Exercise goal »
Return each line of the entries that mentions the word "argv".

(Beginning of Extracted entries)

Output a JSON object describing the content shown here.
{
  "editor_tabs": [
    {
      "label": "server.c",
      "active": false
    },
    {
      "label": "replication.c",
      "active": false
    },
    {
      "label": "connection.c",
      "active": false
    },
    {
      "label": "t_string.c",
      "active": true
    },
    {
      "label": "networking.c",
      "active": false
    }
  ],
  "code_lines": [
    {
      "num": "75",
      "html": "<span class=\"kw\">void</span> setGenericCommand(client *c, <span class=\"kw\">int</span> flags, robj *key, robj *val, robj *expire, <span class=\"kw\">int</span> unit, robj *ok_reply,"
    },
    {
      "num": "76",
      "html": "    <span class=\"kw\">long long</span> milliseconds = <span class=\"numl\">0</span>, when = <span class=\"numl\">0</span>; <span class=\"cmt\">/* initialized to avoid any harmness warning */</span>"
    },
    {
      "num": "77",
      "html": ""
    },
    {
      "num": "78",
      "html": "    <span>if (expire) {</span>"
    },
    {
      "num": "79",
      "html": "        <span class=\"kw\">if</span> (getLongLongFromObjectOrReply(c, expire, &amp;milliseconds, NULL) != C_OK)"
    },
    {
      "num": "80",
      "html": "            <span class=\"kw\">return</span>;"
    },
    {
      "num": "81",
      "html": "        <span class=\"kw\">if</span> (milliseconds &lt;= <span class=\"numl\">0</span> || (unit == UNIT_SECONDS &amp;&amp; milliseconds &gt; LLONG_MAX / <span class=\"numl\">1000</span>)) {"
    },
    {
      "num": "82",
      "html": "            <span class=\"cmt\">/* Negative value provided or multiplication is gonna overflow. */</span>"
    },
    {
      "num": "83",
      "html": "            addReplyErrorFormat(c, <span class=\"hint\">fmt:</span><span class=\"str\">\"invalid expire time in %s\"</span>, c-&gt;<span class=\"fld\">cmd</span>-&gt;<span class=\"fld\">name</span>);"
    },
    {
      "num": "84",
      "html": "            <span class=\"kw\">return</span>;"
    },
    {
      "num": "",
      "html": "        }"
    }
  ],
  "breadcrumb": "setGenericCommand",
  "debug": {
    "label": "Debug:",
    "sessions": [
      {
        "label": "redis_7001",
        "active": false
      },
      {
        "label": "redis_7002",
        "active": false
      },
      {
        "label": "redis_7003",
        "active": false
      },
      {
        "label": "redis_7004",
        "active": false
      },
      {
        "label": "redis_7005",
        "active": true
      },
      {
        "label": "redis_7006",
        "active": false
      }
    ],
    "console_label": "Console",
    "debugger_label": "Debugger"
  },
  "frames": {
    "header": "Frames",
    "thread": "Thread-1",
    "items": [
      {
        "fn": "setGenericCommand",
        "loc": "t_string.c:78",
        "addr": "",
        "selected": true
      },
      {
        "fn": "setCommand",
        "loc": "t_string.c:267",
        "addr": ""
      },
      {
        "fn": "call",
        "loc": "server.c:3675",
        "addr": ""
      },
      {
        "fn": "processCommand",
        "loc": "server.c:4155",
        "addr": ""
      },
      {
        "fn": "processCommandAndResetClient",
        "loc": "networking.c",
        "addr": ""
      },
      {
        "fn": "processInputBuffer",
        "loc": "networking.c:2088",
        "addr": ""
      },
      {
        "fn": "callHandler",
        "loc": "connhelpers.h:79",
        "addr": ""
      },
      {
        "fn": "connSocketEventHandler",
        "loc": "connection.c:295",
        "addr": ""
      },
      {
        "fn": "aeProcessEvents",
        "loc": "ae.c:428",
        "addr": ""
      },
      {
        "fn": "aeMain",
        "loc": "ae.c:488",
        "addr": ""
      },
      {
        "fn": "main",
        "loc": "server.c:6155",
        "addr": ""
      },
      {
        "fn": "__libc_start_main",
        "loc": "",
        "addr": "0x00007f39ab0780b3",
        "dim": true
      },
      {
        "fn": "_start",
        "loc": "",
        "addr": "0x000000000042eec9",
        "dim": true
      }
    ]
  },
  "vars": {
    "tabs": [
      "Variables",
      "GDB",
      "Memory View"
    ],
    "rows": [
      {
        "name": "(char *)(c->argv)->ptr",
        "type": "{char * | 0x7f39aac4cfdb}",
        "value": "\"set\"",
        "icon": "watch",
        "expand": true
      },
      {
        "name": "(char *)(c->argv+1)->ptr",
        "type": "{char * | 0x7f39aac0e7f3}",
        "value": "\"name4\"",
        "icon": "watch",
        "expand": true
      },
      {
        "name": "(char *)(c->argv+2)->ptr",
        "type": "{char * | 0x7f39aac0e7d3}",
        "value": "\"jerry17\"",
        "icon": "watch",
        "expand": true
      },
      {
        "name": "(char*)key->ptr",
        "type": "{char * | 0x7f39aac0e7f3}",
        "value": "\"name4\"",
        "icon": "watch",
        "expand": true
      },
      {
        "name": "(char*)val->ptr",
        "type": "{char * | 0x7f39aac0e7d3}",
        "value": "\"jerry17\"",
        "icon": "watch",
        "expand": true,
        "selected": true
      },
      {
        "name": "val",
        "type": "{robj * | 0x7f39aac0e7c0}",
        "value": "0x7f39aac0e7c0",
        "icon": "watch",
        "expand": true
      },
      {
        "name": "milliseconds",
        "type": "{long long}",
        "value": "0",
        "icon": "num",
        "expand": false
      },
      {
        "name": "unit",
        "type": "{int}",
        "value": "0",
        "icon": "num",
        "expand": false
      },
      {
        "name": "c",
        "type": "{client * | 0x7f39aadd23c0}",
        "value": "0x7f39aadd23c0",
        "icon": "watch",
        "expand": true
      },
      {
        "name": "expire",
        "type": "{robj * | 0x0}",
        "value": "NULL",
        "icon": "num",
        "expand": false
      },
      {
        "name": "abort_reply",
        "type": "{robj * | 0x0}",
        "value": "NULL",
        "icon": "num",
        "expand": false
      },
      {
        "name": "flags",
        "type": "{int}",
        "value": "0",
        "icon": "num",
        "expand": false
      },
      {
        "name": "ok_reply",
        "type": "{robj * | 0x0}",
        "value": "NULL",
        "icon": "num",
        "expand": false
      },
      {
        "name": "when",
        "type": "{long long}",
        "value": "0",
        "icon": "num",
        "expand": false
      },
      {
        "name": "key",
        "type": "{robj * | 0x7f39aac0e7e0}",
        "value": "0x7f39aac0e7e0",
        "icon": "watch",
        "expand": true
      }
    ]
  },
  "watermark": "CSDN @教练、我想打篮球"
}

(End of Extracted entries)

Task output »
        "name": "(char *)(c->argv)->ptr",
        "name": "(char *)(c->argv+1)->ptr",
        "name": "(char *)(c->argv+2)->ptr",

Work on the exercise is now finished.